  • Some participants reacted to the warped plastics while others did not
  • The workshop encouraged some of the participants to consider the nonhuman ways plastic persists without end, but not all
  • The workshop facilitated ecological shifts in some participants, but not all

These differences in response were not dependent—as I had previously hypothesised—on the disciplinary background of the participant; both those from creative fields and empirical fields did and did not adopt nonhuman scales of time. Instead, the measure of the workshop’s success seems to be determined by the pre-existing ecological awareness of participants. Participants who strongly identified as ecologically minded—like those in the Final Workshop—were less affected by concepts of time and did not engage in dialogue about nonhuman timelines or the afterlives of plastic. The participants in the Trial Workshops, in comparison, did embark on conversations around the nonhuman longevity of plastic. They were ecologically aware, but not to the extent of having dedicated their careers and personal behaviours to sustainability.

In reference to Martin and Hanington’s arguments that “attempting to design for everyone results in unfocused or incoherent solutions” (2012, p. 132), results such as these highlight that these workshops should recruit and design for specific types of individuals in mind. This builds on the ideas of Alan Cooper, specifically the development of personas (1999). Cooper states that a persona is “a precise description of our user and what he wishes to accomplish” (1999, p. 123), and that it is the development of these personas which make a design successful and relevant. Using the insights gained from the background of my participants, potential personas that these workshops do and do not cater to can be identified. 

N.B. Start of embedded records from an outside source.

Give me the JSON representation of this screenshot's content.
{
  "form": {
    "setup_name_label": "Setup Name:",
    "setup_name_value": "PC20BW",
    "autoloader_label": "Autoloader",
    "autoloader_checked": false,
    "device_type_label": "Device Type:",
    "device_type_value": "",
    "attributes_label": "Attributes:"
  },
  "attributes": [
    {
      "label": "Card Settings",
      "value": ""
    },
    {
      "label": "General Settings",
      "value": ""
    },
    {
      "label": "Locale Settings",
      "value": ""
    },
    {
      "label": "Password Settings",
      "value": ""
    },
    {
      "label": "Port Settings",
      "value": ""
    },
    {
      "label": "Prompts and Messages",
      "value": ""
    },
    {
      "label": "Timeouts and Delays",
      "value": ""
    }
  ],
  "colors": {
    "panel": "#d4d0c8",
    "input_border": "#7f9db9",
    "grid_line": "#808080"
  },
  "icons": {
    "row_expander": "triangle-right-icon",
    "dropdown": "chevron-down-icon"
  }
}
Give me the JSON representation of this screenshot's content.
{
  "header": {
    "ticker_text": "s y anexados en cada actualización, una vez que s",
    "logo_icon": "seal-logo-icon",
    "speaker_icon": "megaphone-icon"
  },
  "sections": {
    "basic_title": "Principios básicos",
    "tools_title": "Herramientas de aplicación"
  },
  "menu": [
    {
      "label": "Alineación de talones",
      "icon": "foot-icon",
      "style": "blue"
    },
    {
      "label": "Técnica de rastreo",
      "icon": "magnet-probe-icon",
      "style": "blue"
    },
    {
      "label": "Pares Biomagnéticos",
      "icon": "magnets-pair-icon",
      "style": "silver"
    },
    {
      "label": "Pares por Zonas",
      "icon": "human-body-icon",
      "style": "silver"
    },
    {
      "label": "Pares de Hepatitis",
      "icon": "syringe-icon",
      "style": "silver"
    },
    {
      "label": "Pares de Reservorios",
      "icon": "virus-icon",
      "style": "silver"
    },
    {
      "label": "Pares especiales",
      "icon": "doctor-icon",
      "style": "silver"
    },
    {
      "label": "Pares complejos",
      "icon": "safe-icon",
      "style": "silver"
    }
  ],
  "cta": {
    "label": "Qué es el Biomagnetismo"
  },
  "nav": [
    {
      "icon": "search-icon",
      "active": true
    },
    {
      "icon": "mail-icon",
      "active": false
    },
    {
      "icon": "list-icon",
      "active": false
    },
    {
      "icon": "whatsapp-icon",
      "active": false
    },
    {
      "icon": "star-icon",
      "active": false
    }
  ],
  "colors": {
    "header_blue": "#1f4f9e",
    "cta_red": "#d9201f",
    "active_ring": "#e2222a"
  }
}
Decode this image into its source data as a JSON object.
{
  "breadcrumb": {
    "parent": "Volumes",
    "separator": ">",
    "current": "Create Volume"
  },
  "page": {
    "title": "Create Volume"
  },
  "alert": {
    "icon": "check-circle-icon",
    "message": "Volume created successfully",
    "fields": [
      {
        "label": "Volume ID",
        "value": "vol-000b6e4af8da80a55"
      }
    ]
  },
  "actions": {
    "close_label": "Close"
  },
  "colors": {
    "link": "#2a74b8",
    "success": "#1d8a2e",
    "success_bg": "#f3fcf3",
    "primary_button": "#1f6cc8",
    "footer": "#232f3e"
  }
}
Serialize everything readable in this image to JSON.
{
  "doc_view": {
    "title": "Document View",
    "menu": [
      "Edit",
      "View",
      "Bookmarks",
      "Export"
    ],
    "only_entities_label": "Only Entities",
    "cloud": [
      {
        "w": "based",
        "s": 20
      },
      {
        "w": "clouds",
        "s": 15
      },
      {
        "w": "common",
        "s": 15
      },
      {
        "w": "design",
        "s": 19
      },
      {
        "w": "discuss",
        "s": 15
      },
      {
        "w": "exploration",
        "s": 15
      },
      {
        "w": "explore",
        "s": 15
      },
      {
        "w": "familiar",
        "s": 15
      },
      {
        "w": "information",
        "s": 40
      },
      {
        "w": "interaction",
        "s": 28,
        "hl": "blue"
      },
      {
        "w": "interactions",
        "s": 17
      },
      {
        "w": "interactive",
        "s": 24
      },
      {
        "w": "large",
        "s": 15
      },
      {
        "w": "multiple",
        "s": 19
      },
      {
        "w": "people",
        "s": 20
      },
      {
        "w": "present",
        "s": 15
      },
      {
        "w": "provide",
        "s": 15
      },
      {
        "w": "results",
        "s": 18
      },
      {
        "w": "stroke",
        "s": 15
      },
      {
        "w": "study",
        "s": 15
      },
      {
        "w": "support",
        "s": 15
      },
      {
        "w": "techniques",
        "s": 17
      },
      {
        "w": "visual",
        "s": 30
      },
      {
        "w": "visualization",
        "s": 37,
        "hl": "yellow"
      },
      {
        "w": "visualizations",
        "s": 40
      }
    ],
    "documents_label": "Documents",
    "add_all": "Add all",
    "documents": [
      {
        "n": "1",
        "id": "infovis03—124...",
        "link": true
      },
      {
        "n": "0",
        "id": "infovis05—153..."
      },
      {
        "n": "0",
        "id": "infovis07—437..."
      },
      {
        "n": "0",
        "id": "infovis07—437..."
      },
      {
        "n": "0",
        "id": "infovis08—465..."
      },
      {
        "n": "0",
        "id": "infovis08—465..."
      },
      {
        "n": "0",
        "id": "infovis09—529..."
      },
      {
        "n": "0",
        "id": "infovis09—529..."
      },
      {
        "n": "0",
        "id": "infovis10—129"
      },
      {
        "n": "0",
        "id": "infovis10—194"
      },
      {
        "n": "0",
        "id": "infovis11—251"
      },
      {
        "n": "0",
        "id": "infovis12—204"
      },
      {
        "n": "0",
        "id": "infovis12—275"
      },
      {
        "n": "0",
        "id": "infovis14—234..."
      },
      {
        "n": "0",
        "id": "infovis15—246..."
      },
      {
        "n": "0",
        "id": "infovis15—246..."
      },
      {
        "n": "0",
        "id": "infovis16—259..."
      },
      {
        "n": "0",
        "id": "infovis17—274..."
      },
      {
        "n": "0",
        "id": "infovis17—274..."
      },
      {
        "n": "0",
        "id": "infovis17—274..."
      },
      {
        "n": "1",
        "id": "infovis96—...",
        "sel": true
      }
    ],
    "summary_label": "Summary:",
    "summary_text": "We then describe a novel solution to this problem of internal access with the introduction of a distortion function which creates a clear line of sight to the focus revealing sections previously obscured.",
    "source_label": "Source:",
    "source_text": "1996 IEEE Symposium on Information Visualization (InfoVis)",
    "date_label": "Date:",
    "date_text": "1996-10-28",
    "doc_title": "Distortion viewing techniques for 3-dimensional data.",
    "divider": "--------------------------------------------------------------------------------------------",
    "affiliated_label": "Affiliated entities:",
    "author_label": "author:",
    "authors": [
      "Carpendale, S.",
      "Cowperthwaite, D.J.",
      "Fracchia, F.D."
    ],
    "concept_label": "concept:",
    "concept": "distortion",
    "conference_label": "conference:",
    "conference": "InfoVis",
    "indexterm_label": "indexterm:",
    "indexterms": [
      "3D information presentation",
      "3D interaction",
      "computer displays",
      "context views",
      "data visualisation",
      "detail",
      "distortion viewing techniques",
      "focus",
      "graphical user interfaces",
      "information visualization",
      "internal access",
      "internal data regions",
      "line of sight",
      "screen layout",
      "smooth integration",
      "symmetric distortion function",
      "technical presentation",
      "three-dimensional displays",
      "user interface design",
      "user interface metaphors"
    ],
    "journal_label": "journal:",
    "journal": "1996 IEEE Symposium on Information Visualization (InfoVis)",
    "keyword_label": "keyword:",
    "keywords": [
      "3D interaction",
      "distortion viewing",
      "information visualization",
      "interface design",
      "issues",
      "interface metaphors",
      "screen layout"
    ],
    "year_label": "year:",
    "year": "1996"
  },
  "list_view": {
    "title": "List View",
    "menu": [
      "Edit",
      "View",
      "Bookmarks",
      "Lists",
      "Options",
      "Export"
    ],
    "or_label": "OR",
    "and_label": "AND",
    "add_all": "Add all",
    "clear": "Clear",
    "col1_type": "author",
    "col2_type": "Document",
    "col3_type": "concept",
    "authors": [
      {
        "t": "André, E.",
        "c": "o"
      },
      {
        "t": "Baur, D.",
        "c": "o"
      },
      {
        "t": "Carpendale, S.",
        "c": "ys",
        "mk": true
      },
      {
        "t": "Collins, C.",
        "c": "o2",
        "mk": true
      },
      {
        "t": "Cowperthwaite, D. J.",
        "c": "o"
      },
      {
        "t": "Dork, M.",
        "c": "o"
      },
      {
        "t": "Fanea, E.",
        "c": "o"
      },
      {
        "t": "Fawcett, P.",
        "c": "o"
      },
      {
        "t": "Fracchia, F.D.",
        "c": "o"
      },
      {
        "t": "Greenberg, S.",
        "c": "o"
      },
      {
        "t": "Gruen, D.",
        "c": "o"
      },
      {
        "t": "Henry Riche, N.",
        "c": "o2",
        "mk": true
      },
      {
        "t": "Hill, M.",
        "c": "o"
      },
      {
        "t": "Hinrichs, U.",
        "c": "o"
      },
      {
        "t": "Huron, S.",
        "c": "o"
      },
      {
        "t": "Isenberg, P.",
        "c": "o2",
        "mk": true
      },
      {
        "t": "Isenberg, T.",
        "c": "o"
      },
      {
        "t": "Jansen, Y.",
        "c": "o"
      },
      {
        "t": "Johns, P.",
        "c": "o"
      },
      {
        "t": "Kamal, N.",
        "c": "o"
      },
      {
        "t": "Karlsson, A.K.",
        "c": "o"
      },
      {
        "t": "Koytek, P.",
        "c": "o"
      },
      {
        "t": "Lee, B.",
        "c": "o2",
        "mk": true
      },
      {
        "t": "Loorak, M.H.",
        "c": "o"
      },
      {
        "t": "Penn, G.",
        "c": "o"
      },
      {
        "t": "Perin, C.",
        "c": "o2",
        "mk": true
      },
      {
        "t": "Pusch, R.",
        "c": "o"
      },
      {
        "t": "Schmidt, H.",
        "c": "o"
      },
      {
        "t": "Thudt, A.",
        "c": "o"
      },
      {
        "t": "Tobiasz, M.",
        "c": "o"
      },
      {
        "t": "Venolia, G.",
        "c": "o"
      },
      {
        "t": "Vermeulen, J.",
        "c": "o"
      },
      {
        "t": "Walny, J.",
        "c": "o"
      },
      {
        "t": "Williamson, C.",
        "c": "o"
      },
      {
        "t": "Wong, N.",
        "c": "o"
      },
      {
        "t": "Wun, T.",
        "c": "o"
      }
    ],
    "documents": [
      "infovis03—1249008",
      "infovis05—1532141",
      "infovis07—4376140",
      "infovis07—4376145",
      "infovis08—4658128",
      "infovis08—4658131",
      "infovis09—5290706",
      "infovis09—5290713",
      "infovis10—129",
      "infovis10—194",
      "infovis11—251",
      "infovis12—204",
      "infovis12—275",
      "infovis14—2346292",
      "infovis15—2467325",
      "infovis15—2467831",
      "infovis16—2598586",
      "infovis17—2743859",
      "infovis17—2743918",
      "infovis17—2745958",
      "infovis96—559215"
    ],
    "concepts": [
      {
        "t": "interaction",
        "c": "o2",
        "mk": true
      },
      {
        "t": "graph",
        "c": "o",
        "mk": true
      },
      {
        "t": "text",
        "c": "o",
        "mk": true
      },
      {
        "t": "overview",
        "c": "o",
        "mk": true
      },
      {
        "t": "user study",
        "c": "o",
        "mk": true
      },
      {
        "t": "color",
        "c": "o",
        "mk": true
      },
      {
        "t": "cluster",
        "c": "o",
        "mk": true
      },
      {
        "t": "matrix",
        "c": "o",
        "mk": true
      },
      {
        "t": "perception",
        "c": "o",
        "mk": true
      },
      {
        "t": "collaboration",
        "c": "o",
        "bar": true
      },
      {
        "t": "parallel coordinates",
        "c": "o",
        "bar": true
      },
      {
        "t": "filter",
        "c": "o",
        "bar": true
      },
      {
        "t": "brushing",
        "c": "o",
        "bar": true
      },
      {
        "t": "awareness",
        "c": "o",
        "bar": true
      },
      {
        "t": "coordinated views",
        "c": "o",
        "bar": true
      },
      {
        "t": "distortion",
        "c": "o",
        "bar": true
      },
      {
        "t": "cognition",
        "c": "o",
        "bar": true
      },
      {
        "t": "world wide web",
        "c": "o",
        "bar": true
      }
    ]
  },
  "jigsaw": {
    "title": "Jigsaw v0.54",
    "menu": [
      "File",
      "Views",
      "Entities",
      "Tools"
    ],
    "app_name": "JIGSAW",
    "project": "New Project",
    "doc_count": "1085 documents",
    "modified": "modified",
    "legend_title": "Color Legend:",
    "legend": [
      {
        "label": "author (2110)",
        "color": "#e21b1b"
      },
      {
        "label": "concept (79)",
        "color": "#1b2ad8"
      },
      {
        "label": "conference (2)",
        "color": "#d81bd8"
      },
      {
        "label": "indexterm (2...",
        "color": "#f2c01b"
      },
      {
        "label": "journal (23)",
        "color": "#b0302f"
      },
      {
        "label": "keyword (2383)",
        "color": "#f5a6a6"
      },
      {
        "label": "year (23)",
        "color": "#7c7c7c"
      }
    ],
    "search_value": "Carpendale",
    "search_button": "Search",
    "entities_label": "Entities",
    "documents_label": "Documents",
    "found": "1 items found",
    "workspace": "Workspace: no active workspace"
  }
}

The factors identified earlier as influencing the participants’ response to the workshops display a similarity to Stoknes’ measure of social attitudes to climate change (2015, p. 58). As such, I will reference and adopt Stoknes’ social attitudes as personas for these workshops. Specifically, two of Stoknes’ attitudes align with the perceived mindsets of the participants who attended the Stories from the Afterlife workshops. These have been adjusted to better suit the values present in the workshops:

The Changemakers (originally ‘Alarmed’)
Stoknes describes those with attitudes of alarm as well-informed and as “convinced what is happening is human-caused, and feel it is a serious and urgent threat. The alarmed try to do something in their own lives and support aggressive national response” (2015, p. 58). This mentality aligns well with the participants of the Final Workshop who spoke with strong ecological opinions. For the context of this workshop, however, a defining factor amongst these participants was that they were researching or working within sustainable fields, and thus the nomenclature of this persona has been changed to the ‘changemaker’ to reflect this specific criteria. These are the participants who were unaffected by the workshop designs and did not engage in nonhuman thought or conversation.  They are thus not ideal participants for future workshops.

The Concerned
Stoknes’ description of the concerned is that they acknowledge it “is a serious problem and are moderately well informed about the issue….They are distinctly less involved in the issue—and less likely to be taking personal action” (Stoknes, 2015, p. 58). This somewhat aligns with the attitudes and responses of the participants of the Trial Workshops. Unlike Stoknes’ classifications, however, many of these participants were undertaking small personal changes every now and then. As such, references to personas of the ‘Concerned’ will re-appropriate Stoknes’ definitions to include personal action.

These personas begin to highlight the limits and scope of the Stories from the Afterlife workshops; it highlights that the workshop is only effective for particular personas—the ‘Concerned’. This demonstrates that the ideal participants for these workshops are those that have pre-existing ecological thought, but are not consumed by their ecological concern. The results from Stories from the Afterlife hence proves that this workshop design can build on pre-established concerns for those who are open to ecological change, but by no means experts.